- Exercise prompt -
Work out how many lines of the listing hold "icon" and return that number by itself.

- Material shown -
- - - - - - -

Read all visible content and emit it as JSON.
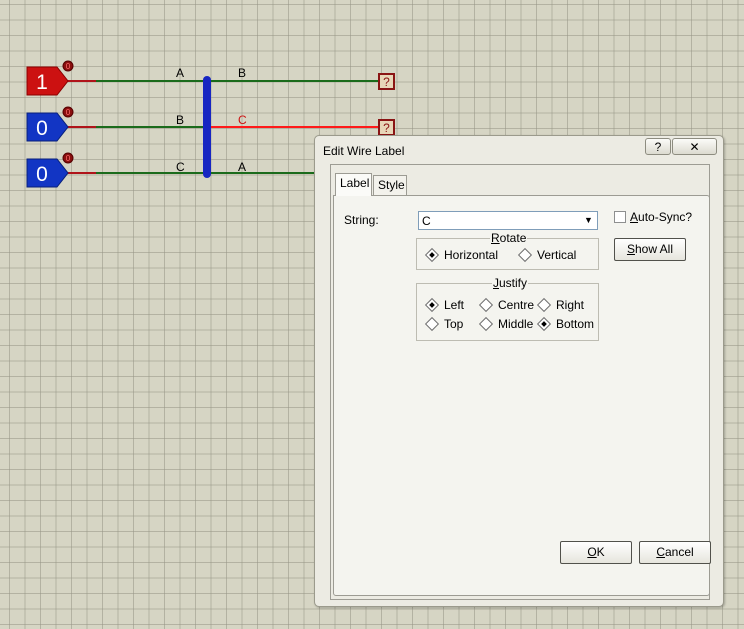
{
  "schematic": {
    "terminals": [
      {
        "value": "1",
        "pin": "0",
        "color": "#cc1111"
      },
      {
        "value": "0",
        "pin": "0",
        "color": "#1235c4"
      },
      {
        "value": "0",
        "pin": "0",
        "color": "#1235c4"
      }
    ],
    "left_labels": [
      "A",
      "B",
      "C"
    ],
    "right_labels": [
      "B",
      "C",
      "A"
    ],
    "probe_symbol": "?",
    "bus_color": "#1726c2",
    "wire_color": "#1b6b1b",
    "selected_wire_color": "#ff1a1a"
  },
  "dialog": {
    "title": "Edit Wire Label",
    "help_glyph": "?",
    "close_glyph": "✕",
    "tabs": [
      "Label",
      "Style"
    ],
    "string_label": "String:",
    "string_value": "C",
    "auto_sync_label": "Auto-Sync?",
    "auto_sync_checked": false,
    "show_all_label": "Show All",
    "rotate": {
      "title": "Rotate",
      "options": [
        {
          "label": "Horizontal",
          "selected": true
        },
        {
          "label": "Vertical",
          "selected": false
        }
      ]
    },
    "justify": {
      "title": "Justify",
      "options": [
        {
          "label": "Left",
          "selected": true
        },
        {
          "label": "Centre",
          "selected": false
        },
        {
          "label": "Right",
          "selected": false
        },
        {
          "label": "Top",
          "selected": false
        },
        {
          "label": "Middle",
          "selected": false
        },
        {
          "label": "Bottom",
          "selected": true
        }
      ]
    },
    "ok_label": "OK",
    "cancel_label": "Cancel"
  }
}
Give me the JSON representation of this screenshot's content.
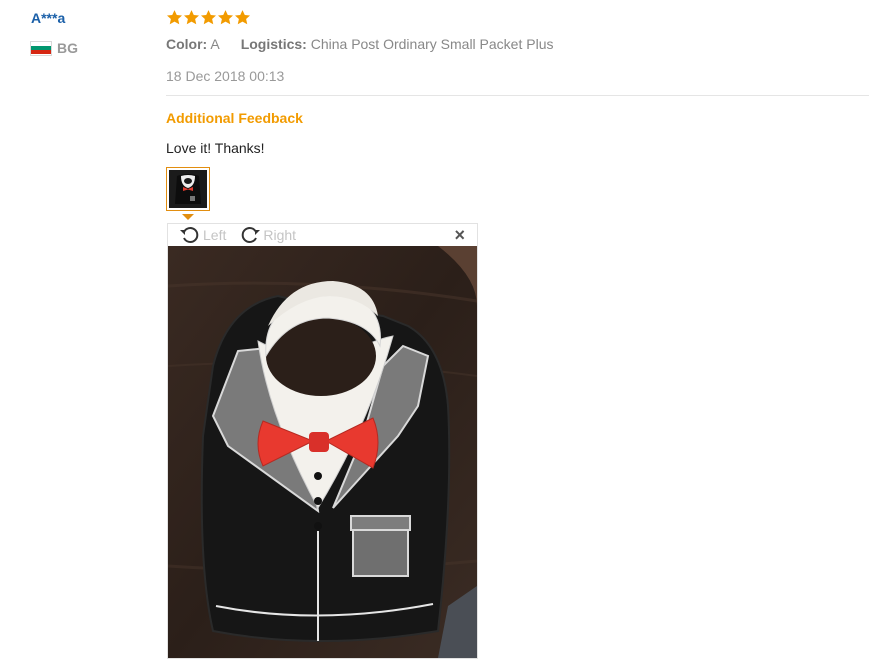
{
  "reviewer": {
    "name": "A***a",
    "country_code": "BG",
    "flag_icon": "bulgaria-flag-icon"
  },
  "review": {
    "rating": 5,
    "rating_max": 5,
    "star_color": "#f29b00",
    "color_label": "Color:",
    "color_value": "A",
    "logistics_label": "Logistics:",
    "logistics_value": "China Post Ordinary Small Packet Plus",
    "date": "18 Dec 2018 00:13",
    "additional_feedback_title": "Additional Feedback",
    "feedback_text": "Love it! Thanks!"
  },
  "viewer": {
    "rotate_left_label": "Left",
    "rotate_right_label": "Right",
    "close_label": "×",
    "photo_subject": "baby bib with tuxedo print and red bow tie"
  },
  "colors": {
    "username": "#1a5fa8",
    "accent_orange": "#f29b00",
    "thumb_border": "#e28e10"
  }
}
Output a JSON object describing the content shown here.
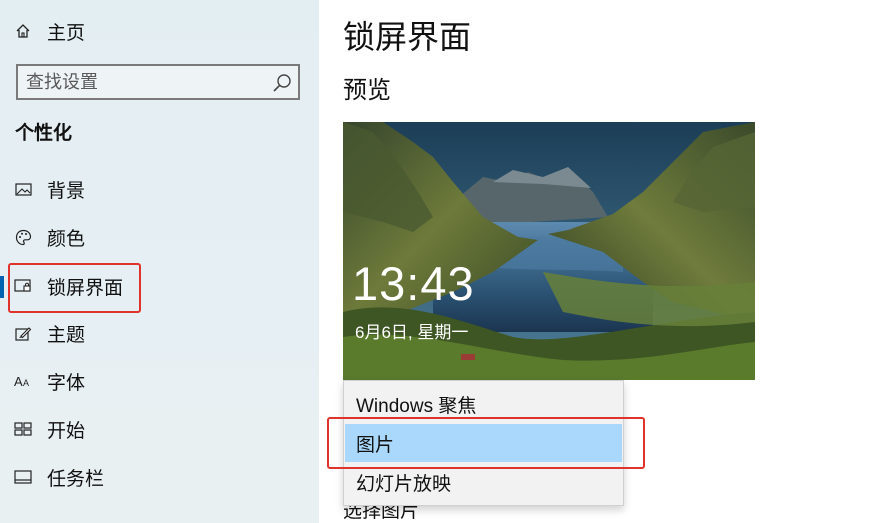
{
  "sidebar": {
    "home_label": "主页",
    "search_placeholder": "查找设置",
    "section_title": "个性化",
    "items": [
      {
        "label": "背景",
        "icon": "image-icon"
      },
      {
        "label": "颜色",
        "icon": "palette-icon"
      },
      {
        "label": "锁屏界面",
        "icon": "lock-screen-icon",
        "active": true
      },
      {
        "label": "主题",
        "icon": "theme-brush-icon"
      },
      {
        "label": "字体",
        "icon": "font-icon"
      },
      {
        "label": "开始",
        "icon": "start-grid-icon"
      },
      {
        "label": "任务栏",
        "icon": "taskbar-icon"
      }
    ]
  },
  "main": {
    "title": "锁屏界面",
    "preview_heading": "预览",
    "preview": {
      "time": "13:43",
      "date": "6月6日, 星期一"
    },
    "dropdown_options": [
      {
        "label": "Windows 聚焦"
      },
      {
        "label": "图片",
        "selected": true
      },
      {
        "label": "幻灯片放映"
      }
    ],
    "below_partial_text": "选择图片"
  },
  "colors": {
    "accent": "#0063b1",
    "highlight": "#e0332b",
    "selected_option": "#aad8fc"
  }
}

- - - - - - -

- Response to this exercise -
8